Since Wednesday, passengers at Tianhe International Airport in Wuhan – the central Chinese city where the outbreak began – have been required to pass through electronic temperature sensors at each of its exits. Any that are found to have a body temperature of more than 38 degrees Celsius (100 degrees Fahrenheit) are then required to undergo a manual check and if the high temperature is confirmed, spend a period of time in a quarantine facility.
An internal notice by the airport, which was shared on social media, advised airlines to refund passengers or allow them to change their tickets if they were affected by the new checks.
Meanwhile, authorities in Wuhan, which has recorded 41 infections and one fatality, said they had also installed body temperature sensors at three key railway stations in the city.
The new measures come as Japan’s health ministry confirmed on Thursday that a Chinese man living in Kanagawa prefecture, just south of Tokyo, had contracted the virus.
Aged in his 30s, the man is said to have travelled to Wuhan earlier in the month, where he developed a fever. On his return to Japan he was admitted to hospital with pneumonia but was discharged five days later when his condition improved.
The case is the second to be confirmed outside China, after Thai authorities reported on Monday that a woman from Wuhan was receiving treatment in a hospital in Nonthaburi, just north of Bangkok.
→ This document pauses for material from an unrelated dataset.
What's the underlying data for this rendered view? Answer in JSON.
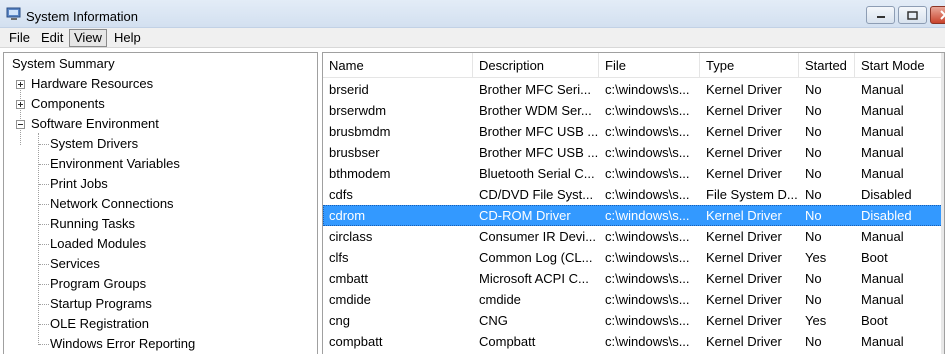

She was admitted to hospital three days after developing a fever, sore throat and a headache.
Meanwhile, Vietnam’s health ministry said on Thursday that two Chinese tourists – a 22-year-old man and a three-year-old boy – had been placed in isolation after showing fever-like symptoms on their arrival in the country.
Blood samples from the two patients, who flew into Da Nang on Tuesday as part of the same tour group, were being tested to determine the cause of the fever, it said.
While Chinese officials have found no clear evidence to suggest human-to-human transmission of the virus, it has also not been ruled out.
According to the World Health Organisation (WHO), Japanese officials reported that although the infected man in Kanagawa had travelled to Wuhan, he had not visited the Huanan seafood market, which is thought to be the epicentre of the outbreak.
The market also sold live animals such as poultry, bats and marmots, along with wildlife parts, prompting concerns that the infectious respiratory pathogen emerged from an as-yet-unidentified animal reservoir.
The outbreak has also raised concerns that the coronavirus could spread from Wuhan, a major transport hub, to other cities during the Lunar New Year travel season, which is now under way.
The virus has captured worldwide attention because of similarities with the one that caused the 2002-03 outbreak of severe acute respiratory syndrome, which infected more than 8,000 people globally and killed more than 600 in mainland China and Hong Kong.
Other Asian countries have raised the alert with stricter checks on passengers at airports and other transit points since the outbreak, which was identified on January 9 as a new strain of coronavirus, since named 2019-nCoV by the WHO.
On Thursday, the WHO said it was working closely with officials in China, Japan and Thailand, and encouraged all countries to be vigilant.
“It is not surprising that there are cases outside of the People’s Republic of China and it is possible that there will be cases in other countries in the future,” a WHO spokeswoman said.
On Wednesday, the US state department issued a health alert about Wuhan, urging people travelling in the region to avoid contact with animals, animal markets or animal products, among other precautions.
On Thursday, officials from the Centres for Disease Control in Taiwan said they had put Wuhan on a higher level of travel alert as health authorities in the mainland city had been unable to rule out the possibility of human transmission.
Meanwhile, Hong Kong’s Centre for Health Protection said that as well as reporting cases of people suspected of developing respiratory symptoms after visiting Wuhan, medical workers should flag up patients who had visited a hospital in mainland China or had close contact with someone confirmed to have been infected with the new virus.